I’ve been having a really productive week at work so far, and it made me reflect on why I love what I do…
When I was younger, I worked a minimum wage job at a pita shop. I felt, at the time, that my life was decent. I had some good friends, I had a decent apartment, life was stable. That’s all I wanted. I used to tell people I was ok staying where I was for the rest of my life. I’d reached a minimum level of comfort, now all I wanted to do was maintain. My friends and family, rightly, called me on my bullshit. They said it was a cop-out. I was too afraid of failing to even try. So instead I was trying to get comfortable at bare minimum. Thankfully I eventually outgrew that outlook on life.
Now that I’m in Design I find my job even more rewarding more often. Even the bad days.
At first I wasn’t sure exactly what it was I loved. I figured it was just “I make video games, that’s objectively awesome!” But I knew that wasn’t it. Sometimes games get cancelled, sometimes you work on games that aren’t a game you’d play on your own time, sometimes you have to work a lot of overtime, etc.
Then I figured it must be the creativity. When I was at BioWare, I worked on games I felt were striving to be art. I know a lot of the Designers there, and know they find immense creative satisfaction with their jobs. Even when I was in QA Design there, when my feedback would lead to a design change it was incredibly rewarding to have an impact on something I considered a step forward for gaming. I don’t work on AAA hard-core games anymore though. I’m a Game Designer at a studio that makes casual games. Don’t get me wrong, I think casual games can be fun, high quality and satisfying. But generally speaking they don’t strive to be art. I get to be creative on these projects, but the limitations are often strict. So I was left with the conclusion it wasn’t creative satisfaction that was the main driving force behind the love of my job.
And that was the eureka moment. “Problem solved!” This is why I love my job. Every day, every single day, presents a brand new problem to solve. I’ve always sought out mental challenges, things to devote my mental faculties to. Now I get paid to do it.

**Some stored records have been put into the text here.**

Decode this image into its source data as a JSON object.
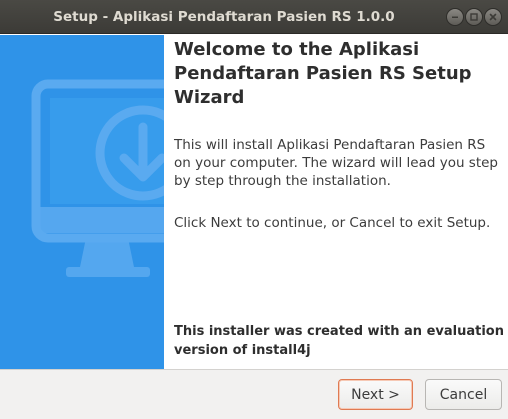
{
  "window": {
    "title": "Setup - Aplikasi Pendaftaran Pasien RS 1.0.0",
    "controls": {
      "minimize_icon": "minimize-icon",
      "maximize_icon": "maximize-icon",
      "close_icon": "close-icon"
    }
  },
  "banner": {
    "icon": "monitor-download-icon",
    "color": "#2f93e8"
  },
  "content": {
    "heading": "Welcome to the Aplikasi Pendaftaran Pasien RS Setup Wizard",
    "paragraph1": "This will install Aplikasi Pendaftaran Pasien RS on your computer. The wizard will lead you step by step through the installation.",
    "paragraph2": "Click Next to continue, or Cancel to exit Setup.",
    "note": "This installer was created with an evaluation version of install4j"
  },
  "footer": {
    "next_label": "Next >",
    "cancel_label": "Cancel",
    "accent": "#e07a52"
  }
}
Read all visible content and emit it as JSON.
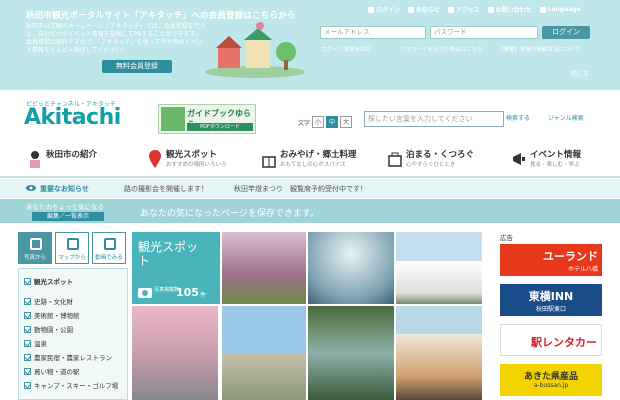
{
  "top": {
    "link": "秋田市観光ポータルサイト「アキタッチ」への会員登録はこちらから",
    "desc": "秋田市公式観光ホームページ「アキタッチ」では、会員登録を行うと、自分だけのイベント情報を投稿してPRすることができます。会員登録は無料ですので、「アキタッチ」を使って今や旬のイベント情報をどんどん発信してください！",
    "register": "無料会員登録",
    "nav": [
      "ログイン",
      "お知らせ",
      "アクセス",
      "お問い合わせ",
      "Language"
    ],
    "mail_placeholder": "メールアドレス",
    "pass_placeholder": "パスワード",
    "login": "ログイン",
    "keep": "ログイン状態を保存",
    "forgot": "パスワードを忘れた場合はこちら",
    "info_note": "【要要】情報の掲載状況について",
    "close": "閉じる"
  },
  "head": {
    "tagline": "ビビッとチャンネル・アキタッチ",
    "logo": "Akitachi",
    "guide_title": "ガイドブックゆらら",
    "guide_dl": "PDFダウンロード",
    "fontsize_label": "文字",
    "sizes": [
      "小",
      "中",
      "大"
    ],
    "search_placeholder": "探したい言葉を入力してください",
    "search_btn": "検索する",
    "genre_btn": "ジャンル検索"
  },
  "mainnav": [
    {
      "label": "秋田市の紹介",
      "sub": ""
    },
    {
      "label": "観光スポット",
      "sub": "おすすめの場所いろいろ"
    },
    {
      "label": "おみやげ・郷土料理",
      "sub": "おもてなしの心がスパイス"
    },
    {
      "label": "泊まる・くつろぐ",
      "sub": "心やすらぐひととき"
    },
    {
      "label": "イベント情報",
      "sub": "見る・楽しむ・学ぶ"
    }
  ],
  "notice": {
    "label": "重要なお知らせ",
    "items": [
      "路の撮影会を開催します！",
      "秋田竿燈まつり　観覧席予約受付中です！"
    ]
  },
  "save": {
    "chotto": "あなたのちょっと気になる",
    "edit": "編集／一覧表示",
    "message": "あなたの気になったページを保存できます。"
  },
  "tabs": [
    "写真から",
    "マップから",
    "動画でみる"
  ],
  "cat_header": "観光スポット",
  "categories": [
    "史跡・文化財",
    "美術館・博物館",
    "動物園・公園",
    "温泉",
    "農家民宿・農家レストラン",
    "買い物・道の駅",
    "キャンプ・スキー・ゴルフ場"
  ],
  "spot": {
    "title": "観光スポット",
    "sub": "写真掲載数",
    "count": "105",
    "unit": "件"
  },
  "ads_header": "広告",
  "ads": [
    {
      "title": "ユーランド",
      "sub": "ホテル八橋",
      "color": "#e8381b"
    },
    {
      "title": "東横INN",
      "sub": "秋田駅東口",
      "color": "#1a4c8a"
    },
    {
      "title": "駅レンタカー",
      "sub": "",
      "color": "#d3202c"
    },
    {
      "title": "あきた県産品",
      "sub": "a-bussan.jp",
      "color": "#f3d300"
    }
  ]
}
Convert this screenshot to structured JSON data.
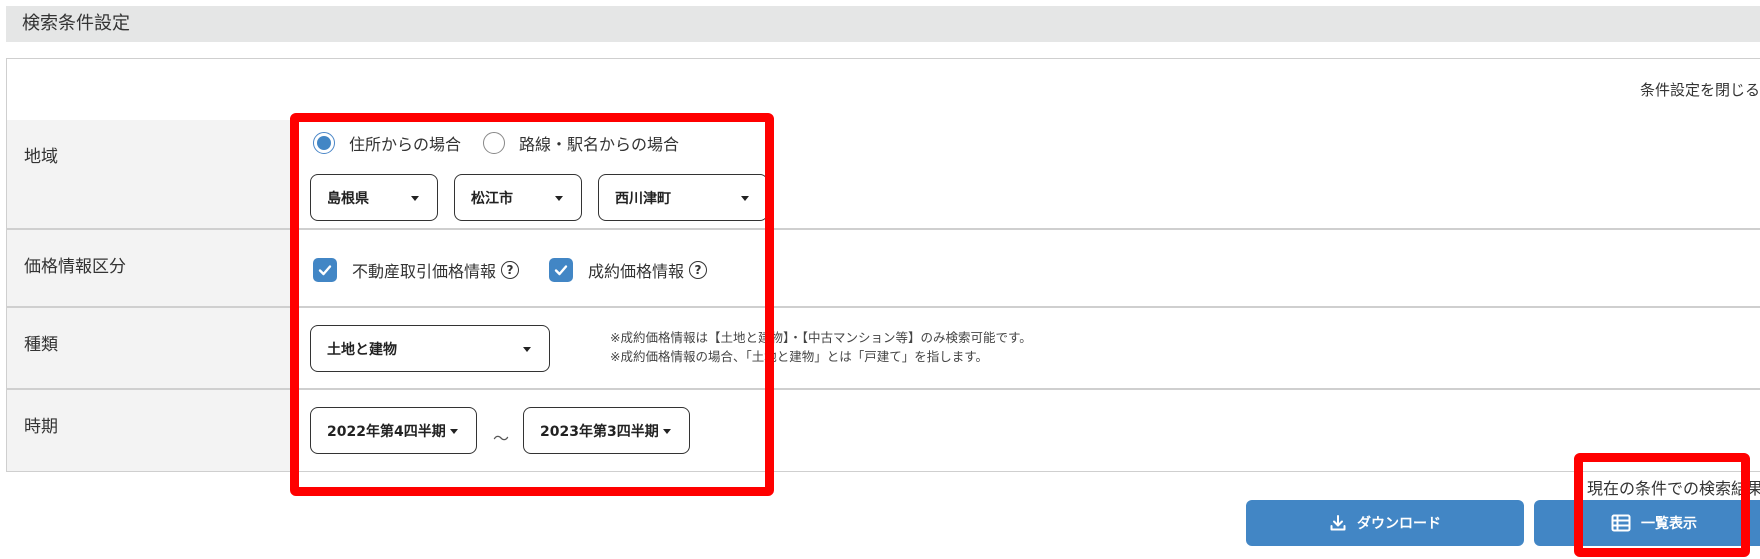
{
  "section": {
    "title": "検索条件設定",
    "toggle_label": "条件設定を閉じる"
  },
  "region": {
    "label": "地域",
    "radio_options": [
      {
        "label": "住所からの場合",
        "checked": true
      },
      {
        "label": "路線・駅名からの場合",
        "checked": false
      }
    ],
    "prefecture": "島根県",
    "city": "松江市",
    "district": "西川津町"
  },
  "price_category": {
    "label": "価格情報区分",
    "options": [
      {
        "label": "不動産取引価格情報",
        "checked": true,
        "help_icon": "question-circle-icon"
      },
      {
        "label": "成約価格情報",
        "checked": true,
        "help_icon": "question-circle-icon"
      }
    ]
  },
  "type": {
    "label": "種類",
    "selected": "土地と建物",
    "notes": [
      "※成約価格情報は【土地と建物】・【中古マンション等】のみ検索可能です。",
      "※成約価格情報の場合、「土地と建物」とは「戸建て」を指します。"
    ]
  },
  "period": {
    "label": "時期",
    "from": "2022年第4四半期",
    "separator": "～",
    "to": "2023年第3四半期"
  },
  "actions": {
    "result_text": "現在の条件での検索結果",
    "download_label": "ダウンロード",
    "download_icon": "download-icon",
    "list_label": "一覧表示",
    "list_icon": "list-table-icon"
  },
  "colors": {
    "accent": "#4286c5",
    "header_bg": "#e5e6e6",
    "label_bg": "#f3f3f3",
    "annotation": "#ff0000"
  }
}
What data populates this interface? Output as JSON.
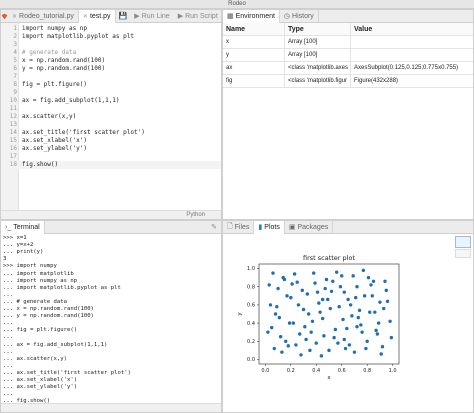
{
  "window": {
    "title": "Rodeo"
  },
  "editor": {
    "tabs": [
      {
        "label": "Rodeo_tutorial.py",
        "active": false
      },
      {
        "label": "test.py",
        "active": true
      }
    ],
    "run_line_label": "Run Line",
    "run_script_label": "Run Script",
    "lines": [
      {
        "n": "1",
        "text": "import numpy as np"
      },
      {
        "n": "2",
        "text": "import matplotlib.pyplot as plt"
      },
      {
        "n": "3",
        "text": ""
      },
      {
        "n": "4",
        "text": "# generate data"
      },
      {
        "n": "5",
        "text": "x = np.random.rand(100)"
      },
      {
        "n": "6",
        "text": "y = np.random.rand(100)"
      },
      {
        "n": "7",
        "text": ""
      },
      {
        "n": "8",
        "text": "fig = plt.figure()"
      },
      {
        "n": "9",
        "text": ""
      },
      {
        "n": "10",
        "text": "ax = fig.add_subplot(1,1,1)"
      },
      {
        "n": "11",
        "text": ""
      },
      {
        "n": "12",
        "text": "ax.scatter(x,y)"
      },
      {
        "n": "13",
        "text": ""
      },
      {
        "n": "14",
        "text": "ax.set_title('first scatter plot')"
      },
      {
        "n": "15",
        "text": "ax.set_xlabel('x')"
      },
      {
        "n": "16",
        "text": "ax.set_ylabel('y')"
      },
      {
        "n": "17",
        "text": ""
      },
      {
        "n": "18",
        "text": "fig.show()"
      }
    ],
    "language": "Python"
  },
  "environment": {
    "tabs": [
      {
        "label": "Environment",
        "active": true
      },
      {
        "label": "History",
        "active": false
      }
    ],
    "columns": [
      "Name",
      "Type",
      "Value"
    ],
    "rows": [
      [
        "x",
        "Array [100]",
        ""
      ],
      [
        "y",
        "Array [100]",
        ""
      ],
      [
        "ax",
        "<class 'matplotlib.axes",
        "AxesSubplot(0.125,0.125;0.775x0.755)"
      ],
      [
        "fig",
        "<class 'matplotlib.figur",
        "Figure(432x288)"
      ]
    ]
  },
  "terminal": {
    "tab_label": "Terminal",
    "lines": [
      ">>> x=1",
      "... y=x+2",
      "... print(y)",
      "3",
      ">>> import numpy",
      "... import matplotlib",
      "... import numpy as np",
      "... import matplotlib.pyplot as plt",
      "...",
      "... # generate data",
      "... x = np.random.rand(100)",
      "... y = np.random.rand(100)",
      "...",
      "... fig = plt.figure()",
      "...",
      "... ax = fig.add_subplot(1,1,1)",
      "...",
      "... ax.scatter(x,y)",
      "...",
      "... ax.set_title('first scatter plot')",
      "... ax.set_xlabel('x')",
      "... ax.set_ylabel('y')",
      "...",
      "... fig.show()"
    ]
  },
  "plots_panel": {
    "tabs": [
      {
        "label": "Files",
        "active": false
      },
      {
        "label": "Plots",
        "active": true
      },
      {
        "label": "Packages",
        "active": false
      }
    ]
  },
  "colors": {
    "accent": "#2f78b7",
    "marker": "#1f6fb4",
    "tab_bar": "#ececec"
  },
  "chart_data": {
    "type": "scatter",
    "title": "first scatter plot",
    "xlabel": "x",
    "ylabel": "y",
    "xlim": [
      -0.05,
      1.05
    ],
    "ylim": [
      -0.05,
      1.05
    ],
    "xticks": [
      "0.0",
      "0.2",
      "0.4",
      "0.6",
      "0.8",
      "1.0"
    ],
    "yticks": [
      "0.0",
      "0.2",
      "0.4",
      "0.6",
      "0.8",
      "1.0"
    ],
    "grid": false,
    "series": [
      {
        "x": [
          0.03,
          0.05,
          0.07,
          0.04,
          0.1,
          0.12,
          0.08,
          0.14,
          0.18,
          0.2,
          0.22,
          0.25,
          0.28,
          0.3,
          0.33,
          0.36,
          0.38,
          0.4,
          0.42,
          0.45,
          0.48,
          0.5,
          0.52,
          0.55,
          0.58,
          0.6,
          0.62,
          0.65,
          0.68,
          0.7,
          0.72,
          0.75,
          0.78,
          0.8,
          0.82,
          0.85,
          0.88,
          0.9,
          0.92,
          0.95,
          0.98,
          0.06,
          0.11,
          0.16,
          0.21,
          0.26,
          0.31,
          0.35,
          0.41,
          0.46,
          0.51,
          0.56,
          0.61,
          0.66,
          0.71,
          0.76,
          0.81,
          0.86,
          0.91,
          0.96,
          0.02,
          0.09,
          0.15,
          0.19,
          0.24,
          0.29,
          0.34,
          0.39,
          0.44,
          0.49,
          0.54,
          0.59,
          0.64,
          0.69,
          0.74,
          0.79,
          0.84,
          0.89,
          0.94,
          0.99,
          0.13,
          0.23,
          0.37,
          0.47,
          0.57,
          0.67,
          0.77,
          0.87,
          0.17,
          0.27,
          0.43,
          0.53,
          0.63,
          0.73,
          0.83,
          0.93,
          0.32,
          0.62,
          0.72,
          0.45
        ],
        "y": [
          0.82,
          0.35,
          0.12,
          0.6,
          0.78,
          0.25,
          0.5,
          0.9,
          0.15,
          0.68,
          0.4,
          0.85,
          0.05,
          0.55,
          0.72,
          0.3,
          0.95,
          0.18,
          0.62,
          0.45,
          0.88,
          0.1,
          0.75,
          0.33,
          0.58,
          0.92,
          0.22,
          0.66,
          0.48,
          0.08,
          0.8,
          0.38,
          0.7,
          0.2,
          0.52,
          0.86,
          0.28,
          0.63,
          0.14,
          0.76,
          0.42,
          0.95,
          0.46,
          0.2,
          0.83,
          0.6,
          0.36,
          0.1,
          0.74,
          0.26,
          0.56,
          0.96,
          0.44,
          0.16,
          0.68,
          0.3,
          0.9,
          0.52,
          0.06,
          0.64,
          0.3,
          0.58,
          0.88,
          0.4,
          0.16,
          0.76,
          0.5,
          0.84,
          0.04,
          0.66,
          0.24,
          0.8,
          0.34,
          0.92,
          0.54,
          0.12,
          0.7,
          0.4,
          0.86,
          0.24,
          0.08,
          0.94,
          0.42,
          0.78,
          0.18,
          0.6,
          0.98,
          0.32,
          0.7,
          0.28,
          0.52,
          0.86,
          0.12,
          0.46,
          0.82,
          0.56,
          0.22,
          0.74,
          0.36,
          0.66
        ]
      }
    ]
  }
}
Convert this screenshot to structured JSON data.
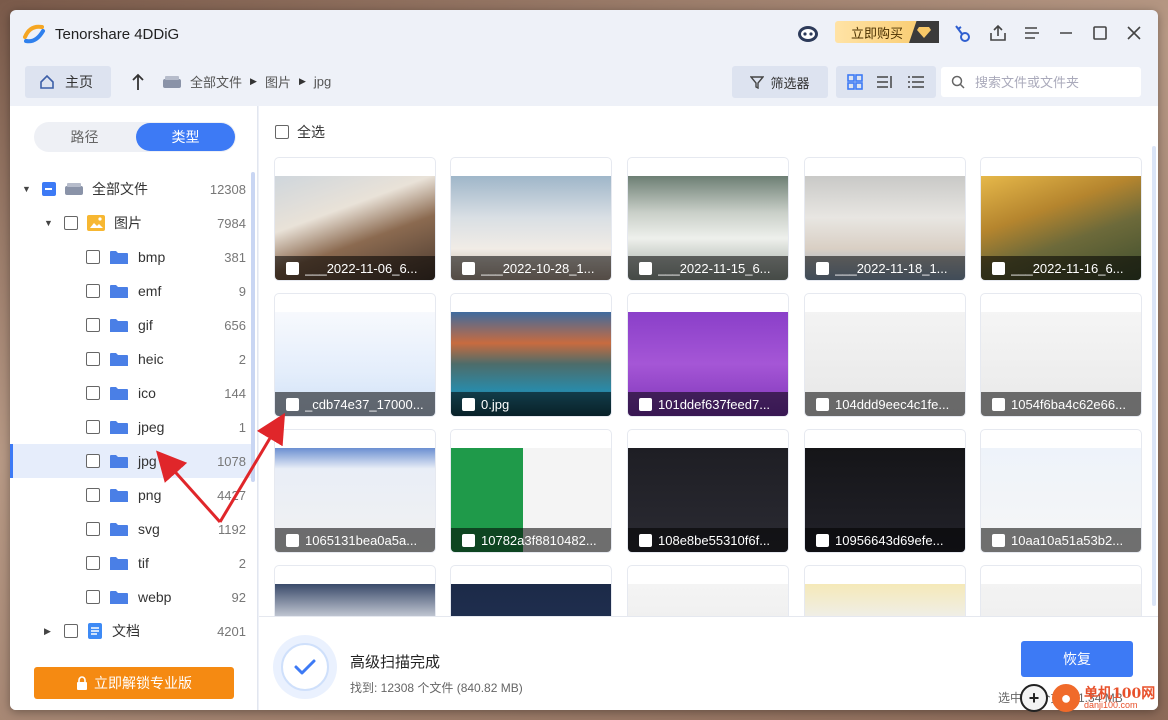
{
  "app": {
    "title": "Tenorshare 4DDiG",
    "buy_label": "立即购买"
  },
  "nav": {
    "home_label": "主页",
    "breadcrumb": [
      "全部文件",
      "图片",
      "jpg"
    ],
    "filter_label": "筛选器",
    "search_placeholder": "搜索文件或文件夹"
  },
  "sidebar": {
    "tab_path": "路径",
    "tab_type": "类型",
    "root": {
      "label": "全部文件",
      "count": "12308"
    },
    "images": {
      "label": "图片",
      "count": "7984"
    },
    "subtypes": [
      {
        "label": "bmp",
        "count": "381"
      },
      {
        "label": "emf",
        "count": "9"
      },
      {
        "label": "gif",
        "count": "656"
      },
      {
        "label": "heic",
        "count": "2"
      },
      {
        "label": "ico",
        "count": "144"
      },
      {
        "label": "jpeg",
        "count": "1"
      },
      {
        "label": "jpg",
        "count": "1078"
      },
      {
        "label": "png",
        "count": "4427"
      },
      {
        "label": "svg",
        "count": "1192"
      },
      {
        "label": "tif",
        "count": "2"
      },
      {
        "label": "webp",
        "count": "92"
      }
    ],
    "docs": {
      "label": "文档",
      "count": "4201"
    },
    "unlock_label": "立即解锁专业版"
  },
  "content": {
    "select_all": "全选",
    "files": [
      "___2022-11-06_6...",
      "___2022-10-28_1...",
      "___2022-11-15_6...",
      "___2022-11-18_1...",
      "___2022-11-16_6...",
      "_cdb74e37_17000...",
      "0.jpg",
      "101ddef637feed7...",
      "104ddd9eec4c1fe...",
      "1054f6ba4c62e66...",
      "1065131bea0a5a...",
      "10782a3f8810482...",
      "108e8be55310f6f...",
      "10956643d69efe...",
      "10aa10a51a53b2..."
    ]
  },
  "status": {
    "title": "高级扫描完成",
    "found": "找到: 12308 个文件 (840.82 MB)",
    "recover_label": "恢复",
    "selected": "选中: 1 个文件  1.34 MB"
  },
  "watermark": {
    "name": "单机100网",
    "url": "danji100.com"
  }
}
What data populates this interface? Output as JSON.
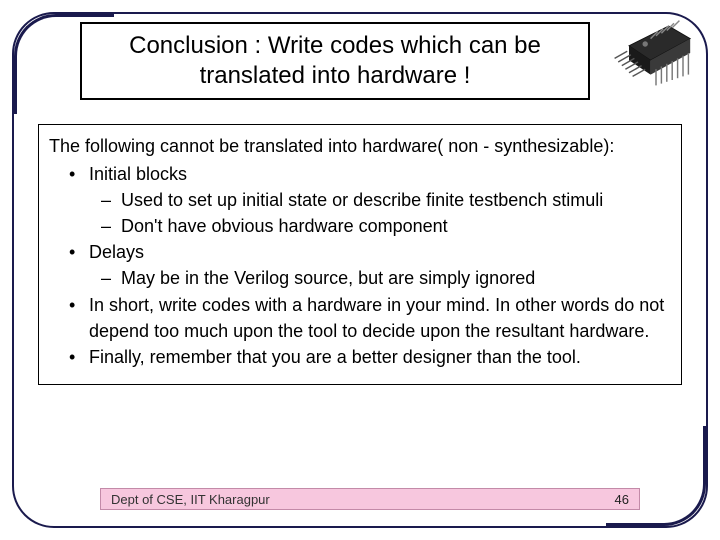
{
  "title": "Conclusion : Write codes which can be translated into hardware !",
  "content": {
    "lead": "The following cannot be translated into hardware( non - synthesizable):",
    "items": [
      {
        "text": "Initial blocks",
        "sub": [
          "Used to set up initial state or describe finite testbench stimuli",
          "Don't have obvious hardware component"
        ]
      },
      {
        "text": "Delays",
        "sub": [
          "May be in the Verilog source, but are simply ignored"
        ]
      },
      {
        "text": "In short,  write codes with a hardware in your mind. In other words do not depend too much upon the tool to decide upon the resultant hardware.",
        "sub": []
      },
      {
        "text": "Finally, remember that you are a better designer than the tool.",
        "sub": []
      }
    ]
  },
  "footer": {
    "dept": "Dept of CSE, IIT Kharagpur",
    "page": "46"
  },
  "icon": {
    "name": "microprocessor-chip"
  }
}
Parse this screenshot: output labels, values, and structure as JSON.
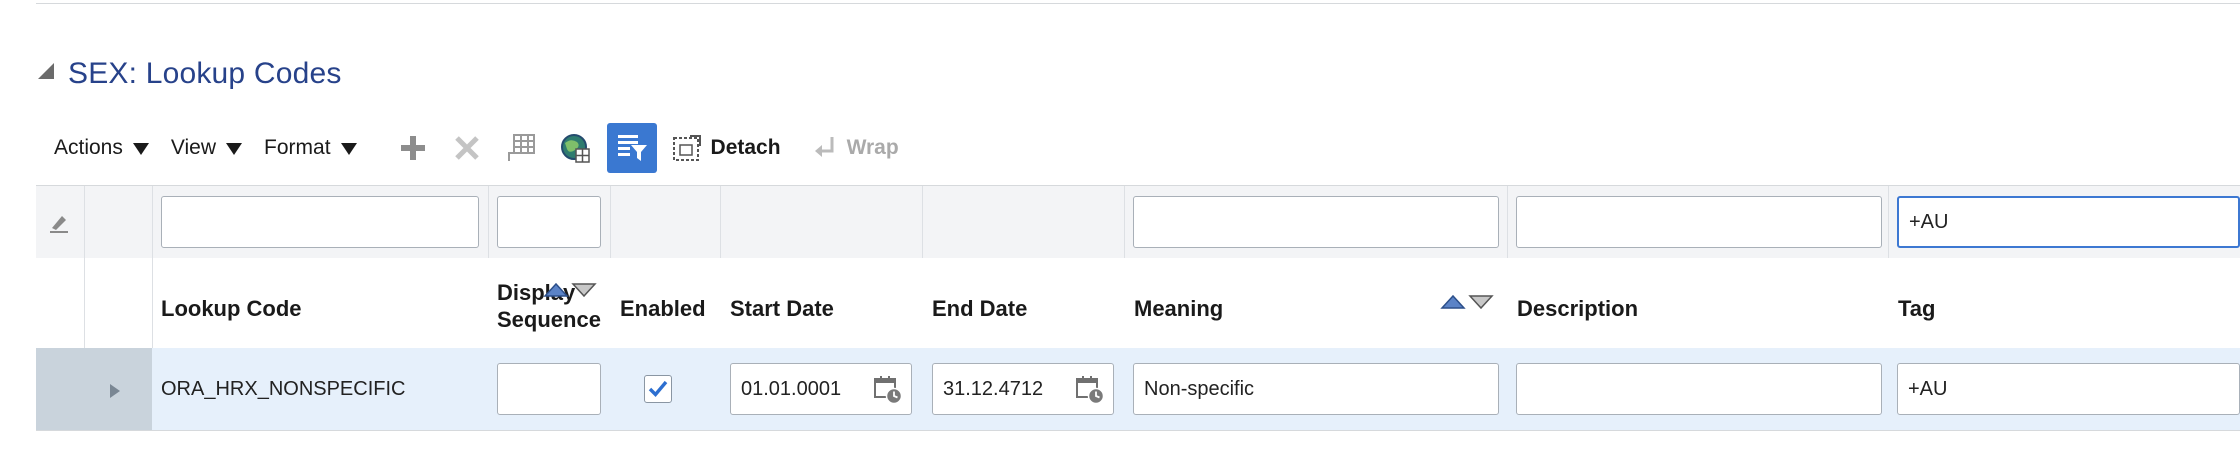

In my short career I’ve had the pleasure of meeting many people much more experienced than I, some with experience dating back to the “beginning” of the industry itself. And the one thing I’ve been able to gather is that the challenge never fades. Nothing is ever a given. Like most jobs dealing with technology, the advancing tech means new challenges. And Design is a fuzzy, subjective field. Yesterday’s “right” answer, may be “wrong” tomorrow, depending on trends in gaming. And if you’re ahead of the curve, you may even have a part in starting that next trend.
No two days are ever the same. One day you’re trying to implement branching paths in a level, the next you’re learning a new scripting language for the new game engine, another day you’re working with Programmers to find a low-cost solution to a Design request, then the day after that you’re working with the Art Department trying to decide how to convey danger zones in the level. And the answers are never the same.
The younger me, the kid working at a pita shop, was afraid of change. Afraid to try in case he failed. He preferred a safe routine. Thankfully eventually change did come. Now every day brings a new challenge, new limitations, and new solutions. Every day I get to apply my mind to a new puzzle. I get to work with intelligent, creative, passionate problem solvers. I get to watch something eventually rise from nothing. I get to have a growing body of work, evidence of countless problems solved.
That’s why I love my job.